■ WHAT NEEDS TO BE DONE ■
Pull every line containing "screenshot" out of the listing below.

==== DATA IN THIS EXERCISE ====

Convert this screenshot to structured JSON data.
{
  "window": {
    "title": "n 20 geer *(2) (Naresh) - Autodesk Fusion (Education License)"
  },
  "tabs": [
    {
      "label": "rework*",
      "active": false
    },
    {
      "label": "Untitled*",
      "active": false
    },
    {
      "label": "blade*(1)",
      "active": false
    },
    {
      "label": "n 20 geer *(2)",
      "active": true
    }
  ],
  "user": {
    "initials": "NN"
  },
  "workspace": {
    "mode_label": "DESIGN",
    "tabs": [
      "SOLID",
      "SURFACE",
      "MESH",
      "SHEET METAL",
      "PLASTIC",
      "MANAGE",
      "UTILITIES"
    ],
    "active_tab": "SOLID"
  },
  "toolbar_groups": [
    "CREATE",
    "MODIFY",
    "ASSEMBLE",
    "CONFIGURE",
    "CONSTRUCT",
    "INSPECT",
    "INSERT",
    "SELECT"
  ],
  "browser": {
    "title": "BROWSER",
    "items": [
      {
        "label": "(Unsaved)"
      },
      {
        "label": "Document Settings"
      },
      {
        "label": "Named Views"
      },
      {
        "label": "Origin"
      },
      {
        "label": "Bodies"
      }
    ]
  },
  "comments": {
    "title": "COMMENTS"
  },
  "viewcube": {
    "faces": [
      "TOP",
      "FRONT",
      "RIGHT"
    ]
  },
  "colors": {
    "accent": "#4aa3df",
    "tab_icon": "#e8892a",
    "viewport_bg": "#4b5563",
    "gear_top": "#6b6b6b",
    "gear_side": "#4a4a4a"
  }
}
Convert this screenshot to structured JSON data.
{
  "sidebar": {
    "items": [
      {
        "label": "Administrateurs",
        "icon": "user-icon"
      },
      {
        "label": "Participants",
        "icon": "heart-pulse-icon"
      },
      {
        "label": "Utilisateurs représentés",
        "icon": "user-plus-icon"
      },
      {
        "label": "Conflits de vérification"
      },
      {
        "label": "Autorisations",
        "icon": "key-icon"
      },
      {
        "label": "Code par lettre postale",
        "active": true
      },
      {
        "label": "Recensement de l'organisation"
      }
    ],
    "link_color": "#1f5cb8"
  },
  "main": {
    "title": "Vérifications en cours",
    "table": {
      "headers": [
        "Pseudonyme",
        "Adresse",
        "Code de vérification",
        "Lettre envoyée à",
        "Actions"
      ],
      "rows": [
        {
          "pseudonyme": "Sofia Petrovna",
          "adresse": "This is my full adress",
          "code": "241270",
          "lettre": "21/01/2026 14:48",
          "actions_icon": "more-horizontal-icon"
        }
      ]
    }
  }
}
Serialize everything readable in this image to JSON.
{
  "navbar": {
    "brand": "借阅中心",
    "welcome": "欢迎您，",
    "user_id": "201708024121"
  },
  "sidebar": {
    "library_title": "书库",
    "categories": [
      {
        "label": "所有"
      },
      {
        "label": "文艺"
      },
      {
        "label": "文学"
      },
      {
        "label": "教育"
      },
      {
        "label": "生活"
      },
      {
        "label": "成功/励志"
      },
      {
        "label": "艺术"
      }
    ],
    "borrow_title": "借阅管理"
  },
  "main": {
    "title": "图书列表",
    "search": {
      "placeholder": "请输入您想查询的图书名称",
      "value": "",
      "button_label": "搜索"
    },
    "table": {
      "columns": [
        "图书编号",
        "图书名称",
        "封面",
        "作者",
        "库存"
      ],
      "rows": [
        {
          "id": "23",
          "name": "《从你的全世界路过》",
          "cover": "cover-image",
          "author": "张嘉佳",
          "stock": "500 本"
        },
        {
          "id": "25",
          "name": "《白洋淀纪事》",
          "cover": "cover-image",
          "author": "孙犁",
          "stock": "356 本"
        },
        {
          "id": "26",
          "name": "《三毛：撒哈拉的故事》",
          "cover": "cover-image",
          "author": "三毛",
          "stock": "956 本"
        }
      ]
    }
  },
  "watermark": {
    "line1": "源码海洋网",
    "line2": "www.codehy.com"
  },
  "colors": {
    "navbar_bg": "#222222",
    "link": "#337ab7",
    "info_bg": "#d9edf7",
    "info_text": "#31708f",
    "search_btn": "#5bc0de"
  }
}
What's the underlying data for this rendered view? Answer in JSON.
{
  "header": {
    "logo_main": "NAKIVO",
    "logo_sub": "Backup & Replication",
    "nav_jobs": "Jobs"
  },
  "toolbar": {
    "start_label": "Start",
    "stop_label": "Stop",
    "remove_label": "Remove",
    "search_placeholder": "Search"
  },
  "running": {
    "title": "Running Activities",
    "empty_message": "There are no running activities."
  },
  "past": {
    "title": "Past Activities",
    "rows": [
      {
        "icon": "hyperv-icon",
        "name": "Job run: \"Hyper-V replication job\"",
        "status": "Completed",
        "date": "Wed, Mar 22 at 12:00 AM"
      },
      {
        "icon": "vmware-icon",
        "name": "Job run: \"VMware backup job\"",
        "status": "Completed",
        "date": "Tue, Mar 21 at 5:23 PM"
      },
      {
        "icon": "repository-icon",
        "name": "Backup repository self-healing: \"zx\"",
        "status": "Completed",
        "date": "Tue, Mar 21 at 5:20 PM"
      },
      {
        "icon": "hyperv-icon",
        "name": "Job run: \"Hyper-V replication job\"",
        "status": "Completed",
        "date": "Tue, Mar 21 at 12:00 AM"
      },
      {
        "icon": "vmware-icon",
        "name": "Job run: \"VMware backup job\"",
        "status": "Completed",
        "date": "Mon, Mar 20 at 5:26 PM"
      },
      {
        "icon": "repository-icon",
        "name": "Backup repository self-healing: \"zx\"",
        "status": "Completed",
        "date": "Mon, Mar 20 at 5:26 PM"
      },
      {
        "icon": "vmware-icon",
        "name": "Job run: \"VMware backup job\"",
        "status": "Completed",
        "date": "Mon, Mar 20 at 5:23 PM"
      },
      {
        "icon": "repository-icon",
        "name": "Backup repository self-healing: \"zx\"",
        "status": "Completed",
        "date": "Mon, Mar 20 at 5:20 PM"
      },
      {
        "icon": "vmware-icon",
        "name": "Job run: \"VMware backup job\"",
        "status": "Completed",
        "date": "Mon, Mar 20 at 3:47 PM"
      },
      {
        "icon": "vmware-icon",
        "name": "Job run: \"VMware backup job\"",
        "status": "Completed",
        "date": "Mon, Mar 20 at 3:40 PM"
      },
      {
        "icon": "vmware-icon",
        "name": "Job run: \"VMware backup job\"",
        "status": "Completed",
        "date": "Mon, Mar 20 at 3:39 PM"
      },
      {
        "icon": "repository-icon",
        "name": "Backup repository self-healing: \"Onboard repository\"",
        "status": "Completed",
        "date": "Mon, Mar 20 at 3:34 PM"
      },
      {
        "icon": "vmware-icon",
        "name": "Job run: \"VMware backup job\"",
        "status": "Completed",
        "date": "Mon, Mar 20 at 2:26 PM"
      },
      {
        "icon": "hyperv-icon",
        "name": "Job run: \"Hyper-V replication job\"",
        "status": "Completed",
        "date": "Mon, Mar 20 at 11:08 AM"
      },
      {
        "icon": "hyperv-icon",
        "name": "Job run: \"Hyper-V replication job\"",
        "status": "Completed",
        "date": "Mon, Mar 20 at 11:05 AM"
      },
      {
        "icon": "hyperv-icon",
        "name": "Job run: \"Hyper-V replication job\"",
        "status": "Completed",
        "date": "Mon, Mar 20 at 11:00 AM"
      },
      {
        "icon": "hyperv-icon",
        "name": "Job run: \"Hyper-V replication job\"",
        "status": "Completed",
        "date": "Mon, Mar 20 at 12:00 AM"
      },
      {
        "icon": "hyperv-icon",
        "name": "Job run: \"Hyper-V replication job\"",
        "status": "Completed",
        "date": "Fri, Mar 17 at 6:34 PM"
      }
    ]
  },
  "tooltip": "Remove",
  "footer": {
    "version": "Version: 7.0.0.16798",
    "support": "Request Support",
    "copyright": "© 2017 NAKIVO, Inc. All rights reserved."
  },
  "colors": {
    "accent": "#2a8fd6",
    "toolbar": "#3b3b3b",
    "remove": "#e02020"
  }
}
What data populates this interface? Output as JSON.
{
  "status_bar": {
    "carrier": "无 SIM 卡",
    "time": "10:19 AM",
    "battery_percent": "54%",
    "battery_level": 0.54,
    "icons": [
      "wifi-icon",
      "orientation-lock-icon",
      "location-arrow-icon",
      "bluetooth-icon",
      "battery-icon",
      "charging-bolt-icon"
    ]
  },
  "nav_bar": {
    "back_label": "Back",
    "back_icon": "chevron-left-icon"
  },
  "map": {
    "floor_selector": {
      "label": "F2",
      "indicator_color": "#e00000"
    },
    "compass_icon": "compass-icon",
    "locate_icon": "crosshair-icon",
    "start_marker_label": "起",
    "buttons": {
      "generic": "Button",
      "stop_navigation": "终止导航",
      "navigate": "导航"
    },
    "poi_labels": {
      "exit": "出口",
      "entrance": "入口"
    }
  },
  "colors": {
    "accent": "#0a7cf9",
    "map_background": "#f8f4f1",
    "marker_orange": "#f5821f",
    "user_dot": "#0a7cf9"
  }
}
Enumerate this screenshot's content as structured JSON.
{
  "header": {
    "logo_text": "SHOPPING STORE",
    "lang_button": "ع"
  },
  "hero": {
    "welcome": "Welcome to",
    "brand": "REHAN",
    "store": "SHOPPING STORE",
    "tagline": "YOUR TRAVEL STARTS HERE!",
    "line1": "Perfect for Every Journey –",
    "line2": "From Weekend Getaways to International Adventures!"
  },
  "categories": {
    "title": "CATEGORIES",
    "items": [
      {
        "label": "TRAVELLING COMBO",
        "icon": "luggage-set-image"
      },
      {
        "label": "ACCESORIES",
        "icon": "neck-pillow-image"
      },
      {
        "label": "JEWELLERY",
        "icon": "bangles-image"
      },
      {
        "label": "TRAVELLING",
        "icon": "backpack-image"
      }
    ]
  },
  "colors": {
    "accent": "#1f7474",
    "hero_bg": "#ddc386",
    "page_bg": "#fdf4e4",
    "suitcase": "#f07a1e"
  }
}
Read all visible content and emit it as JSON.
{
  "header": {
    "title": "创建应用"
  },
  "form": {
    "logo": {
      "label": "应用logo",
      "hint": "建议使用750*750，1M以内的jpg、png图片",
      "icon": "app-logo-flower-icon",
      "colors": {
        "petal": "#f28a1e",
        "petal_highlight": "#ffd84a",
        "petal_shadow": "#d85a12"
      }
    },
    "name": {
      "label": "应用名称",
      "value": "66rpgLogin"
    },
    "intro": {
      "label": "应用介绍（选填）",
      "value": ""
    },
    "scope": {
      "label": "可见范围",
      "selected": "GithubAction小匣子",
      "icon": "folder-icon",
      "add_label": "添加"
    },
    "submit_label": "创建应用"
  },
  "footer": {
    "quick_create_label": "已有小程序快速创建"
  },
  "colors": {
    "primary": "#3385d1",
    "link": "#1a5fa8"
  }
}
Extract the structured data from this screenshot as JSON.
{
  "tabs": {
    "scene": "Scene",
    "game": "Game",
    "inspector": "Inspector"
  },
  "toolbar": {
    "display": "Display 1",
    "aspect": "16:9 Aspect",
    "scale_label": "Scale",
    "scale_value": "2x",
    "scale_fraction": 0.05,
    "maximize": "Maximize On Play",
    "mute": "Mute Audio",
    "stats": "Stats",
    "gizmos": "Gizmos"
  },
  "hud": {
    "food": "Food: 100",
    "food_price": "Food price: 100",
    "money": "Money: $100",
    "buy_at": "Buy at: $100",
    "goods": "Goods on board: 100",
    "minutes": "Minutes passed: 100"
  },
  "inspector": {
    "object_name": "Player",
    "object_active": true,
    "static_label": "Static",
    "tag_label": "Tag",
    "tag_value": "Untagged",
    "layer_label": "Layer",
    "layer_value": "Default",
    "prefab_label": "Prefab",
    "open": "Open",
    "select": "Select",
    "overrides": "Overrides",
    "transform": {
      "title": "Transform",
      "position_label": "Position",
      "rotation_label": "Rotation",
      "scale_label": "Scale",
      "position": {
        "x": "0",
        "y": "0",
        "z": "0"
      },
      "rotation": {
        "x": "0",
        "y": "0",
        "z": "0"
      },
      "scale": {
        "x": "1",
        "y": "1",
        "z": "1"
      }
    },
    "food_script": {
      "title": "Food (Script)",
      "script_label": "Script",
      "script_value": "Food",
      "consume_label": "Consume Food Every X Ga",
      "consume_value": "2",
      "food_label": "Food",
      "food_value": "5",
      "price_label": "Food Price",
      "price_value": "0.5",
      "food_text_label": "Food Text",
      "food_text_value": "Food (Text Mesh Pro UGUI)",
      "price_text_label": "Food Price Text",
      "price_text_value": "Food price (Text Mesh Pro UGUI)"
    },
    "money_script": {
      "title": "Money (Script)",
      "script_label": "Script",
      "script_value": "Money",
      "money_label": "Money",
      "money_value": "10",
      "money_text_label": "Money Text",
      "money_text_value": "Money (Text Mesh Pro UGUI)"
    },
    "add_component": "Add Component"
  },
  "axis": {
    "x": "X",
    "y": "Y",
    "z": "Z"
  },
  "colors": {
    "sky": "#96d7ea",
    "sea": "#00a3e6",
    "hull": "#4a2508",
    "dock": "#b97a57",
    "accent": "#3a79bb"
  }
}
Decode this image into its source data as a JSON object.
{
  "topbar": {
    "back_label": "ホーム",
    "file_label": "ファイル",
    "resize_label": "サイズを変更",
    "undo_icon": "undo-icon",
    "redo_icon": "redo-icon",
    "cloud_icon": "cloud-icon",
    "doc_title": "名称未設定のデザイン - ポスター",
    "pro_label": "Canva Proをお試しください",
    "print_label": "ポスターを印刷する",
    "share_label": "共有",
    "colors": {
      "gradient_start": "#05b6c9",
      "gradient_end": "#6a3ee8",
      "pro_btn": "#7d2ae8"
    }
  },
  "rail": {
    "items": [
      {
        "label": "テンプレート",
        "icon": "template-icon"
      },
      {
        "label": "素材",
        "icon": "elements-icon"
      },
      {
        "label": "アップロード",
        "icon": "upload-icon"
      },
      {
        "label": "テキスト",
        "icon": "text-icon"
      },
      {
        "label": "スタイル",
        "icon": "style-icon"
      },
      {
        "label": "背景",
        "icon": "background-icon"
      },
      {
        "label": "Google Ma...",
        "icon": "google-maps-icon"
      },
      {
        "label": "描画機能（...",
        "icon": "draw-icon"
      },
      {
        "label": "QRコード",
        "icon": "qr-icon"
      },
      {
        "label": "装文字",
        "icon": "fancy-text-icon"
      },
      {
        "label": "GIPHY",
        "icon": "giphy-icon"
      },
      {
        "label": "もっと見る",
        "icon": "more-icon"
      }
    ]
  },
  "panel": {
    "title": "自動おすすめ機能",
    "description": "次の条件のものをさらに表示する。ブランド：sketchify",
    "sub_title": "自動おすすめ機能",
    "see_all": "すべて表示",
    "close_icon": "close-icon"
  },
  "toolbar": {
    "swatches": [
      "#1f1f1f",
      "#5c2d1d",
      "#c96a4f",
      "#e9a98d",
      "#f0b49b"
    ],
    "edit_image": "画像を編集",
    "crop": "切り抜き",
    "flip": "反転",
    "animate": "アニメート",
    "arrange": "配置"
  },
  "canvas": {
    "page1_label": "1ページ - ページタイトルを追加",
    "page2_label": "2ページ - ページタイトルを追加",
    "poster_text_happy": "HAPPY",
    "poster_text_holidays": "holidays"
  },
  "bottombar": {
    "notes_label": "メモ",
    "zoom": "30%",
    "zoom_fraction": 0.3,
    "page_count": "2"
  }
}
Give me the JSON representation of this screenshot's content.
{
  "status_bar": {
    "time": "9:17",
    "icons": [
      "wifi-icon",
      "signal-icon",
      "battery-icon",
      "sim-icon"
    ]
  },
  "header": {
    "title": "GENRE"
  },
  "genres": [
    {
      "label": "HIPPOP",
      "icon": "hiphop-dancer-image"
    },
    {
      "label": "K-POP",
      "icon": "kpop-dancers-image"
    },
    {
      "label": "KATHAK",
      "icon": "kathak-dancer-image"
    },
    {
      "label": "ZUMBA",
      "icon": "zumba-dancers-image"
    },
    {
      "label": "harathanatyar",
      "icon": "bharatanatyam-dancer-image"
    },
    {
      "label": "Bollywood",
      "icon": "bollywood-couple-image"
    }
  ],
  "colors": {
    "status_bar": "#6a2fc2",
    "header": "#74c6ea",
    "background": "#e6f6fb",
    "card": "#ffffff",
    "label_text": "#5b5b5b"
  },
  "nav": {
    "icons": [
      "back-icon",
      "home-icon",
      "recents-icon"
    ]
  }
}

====

■ EXERCISE ANSWER ■
Convert this screenshot to structured JSON data.
Convert this screenshot to structured JSON data.
Enumerate this screenshot's content as structured JSON.
Extract the structured data from this screenshot as JSON.
Give me the JSON representation of this screenshot's content.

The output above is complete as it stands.